The formulation of critical planning objectives requires sensitive information about the organisation and a firm understanding of its workings. Therefore, it should be done by managers within the organisation. Only if this consistently fails to lead to a satisfying planning process should the organisation consider bringing in an external consultant, but this is a costly and risky venture for the reasons mentioned above.
This depends on the approach the organisation takes to planning. Salmela and Spil point out that it is important to select well-qualified personnel from all levels of the organisation and involve them in the planning process [SALM02].
In order to achieve such involvement, it is possible to approach the planning through Management by objectives (MBO), as described by Daft [DAFT00]. This can be applied within the four cycles method.
In essence, MBO is a planning method where managers and employees set goals on various levels – departmental, personal, etc. and monitor these. It consists of four steps:
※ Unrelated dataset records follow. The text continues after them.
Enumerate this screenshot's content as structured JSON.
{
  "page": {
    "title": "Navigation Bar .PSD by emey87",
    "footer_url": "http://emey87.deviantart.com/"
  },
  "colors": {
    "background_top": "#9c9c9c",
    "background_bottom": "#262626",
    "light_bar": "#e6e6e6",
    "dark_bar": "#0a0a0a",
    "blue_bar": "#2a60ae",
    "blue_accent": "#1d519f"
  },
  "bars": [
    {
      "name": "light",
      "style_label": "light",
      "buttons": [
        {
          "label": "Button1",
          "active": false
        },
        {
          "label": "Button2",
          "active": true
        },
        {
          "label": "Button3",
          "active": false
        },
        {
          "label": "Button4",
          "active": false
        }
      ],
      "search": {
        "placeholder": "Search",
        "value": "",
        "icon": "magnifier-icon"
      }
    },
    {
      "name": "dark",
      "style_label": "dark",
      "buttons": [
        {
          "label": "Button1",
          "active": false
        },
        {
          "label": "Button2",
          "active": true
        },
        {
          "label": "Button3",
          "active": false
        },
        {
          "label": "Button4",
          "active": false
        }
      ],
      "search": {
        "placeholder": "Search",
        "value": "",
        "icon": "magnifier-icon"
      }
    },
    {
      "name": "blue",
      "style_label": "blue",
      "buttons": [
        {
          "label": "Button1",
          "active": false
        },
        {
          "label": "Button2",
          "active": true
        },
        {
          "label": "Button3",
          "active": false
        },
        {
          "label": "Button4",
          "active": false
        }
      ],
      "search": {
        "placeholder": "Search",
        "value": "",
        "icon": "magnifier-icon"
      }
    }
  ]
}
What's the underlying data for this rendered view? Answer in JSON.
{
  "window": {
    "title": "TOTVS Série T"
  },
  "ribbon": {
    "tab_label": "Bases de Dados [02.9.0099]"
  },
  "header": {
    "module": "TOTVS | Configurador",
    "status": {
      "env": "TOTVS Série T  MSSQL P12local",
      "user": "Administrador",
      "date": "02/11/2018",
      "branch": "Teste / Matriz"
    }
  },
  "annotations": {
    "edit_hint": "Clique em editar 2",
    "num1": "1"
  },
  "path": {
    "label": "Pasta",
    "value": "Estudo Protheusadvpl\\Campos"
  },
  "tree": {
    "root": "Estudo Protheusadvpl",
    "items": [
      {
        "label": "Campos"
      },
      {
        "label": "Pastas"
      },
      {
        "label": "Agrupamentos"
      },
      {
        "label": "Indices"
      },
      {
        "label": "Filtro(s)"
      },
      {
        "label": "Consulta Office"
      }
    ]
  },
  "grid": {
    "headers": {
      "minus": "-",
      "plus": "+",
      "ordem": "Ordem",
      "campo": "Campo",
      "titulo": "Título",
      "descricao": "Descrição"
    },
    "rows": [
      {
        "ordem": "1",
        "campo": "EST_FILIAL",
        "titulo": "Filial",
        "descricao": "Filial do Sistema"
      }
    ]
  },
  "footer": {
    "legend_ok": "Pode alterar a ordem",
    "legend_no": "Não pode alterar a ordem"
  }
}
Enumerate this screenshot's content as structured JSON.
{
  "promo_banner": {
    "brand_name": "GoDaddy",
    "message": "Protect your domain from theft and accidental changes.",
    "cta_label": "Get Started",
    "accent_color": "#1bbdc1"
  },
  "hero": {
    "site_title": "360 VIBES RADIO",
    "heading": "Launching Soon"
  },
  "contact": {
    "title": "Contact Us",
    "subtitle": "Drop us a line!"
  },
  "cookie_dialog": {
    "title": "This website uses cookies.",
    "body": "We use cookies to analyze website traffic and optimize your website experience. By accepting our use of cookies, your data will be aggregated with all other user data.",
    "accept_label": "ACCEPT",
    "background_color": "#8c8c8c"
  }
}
2.Develop action plans
4.Appraise overall performance
Steps 2 through 4 are also done within the four cycles method. Most important is thus to put the focus on the first step, setting goals. By doing this through the MBO method, agreement between employees and managers can be reach, which creates the strongest commitment to later achieving the formulated goals.
[DAFT00] Daft, R.L., Management, 5th edition, Harcourt Inc., 2000.
[DAFT01] Daft, R.L., Organization Theory and Design, 7th edition, South-Western College Publishing, 2001.
[SPIL05] Spil, A.A.M, Syllabus E-strategizing, 2005.
[SALM02] Salmela, H., Spil, A.A.M., Dynamic and emergent information systems strategy formulation and implementation, in: IT Management Select, 9-3-2005.
[WARD02] Ward, J., Peppard, J. Strategic Planning for Information Systems, 3rd edition, John Wiley & Sons Ltd., 2002.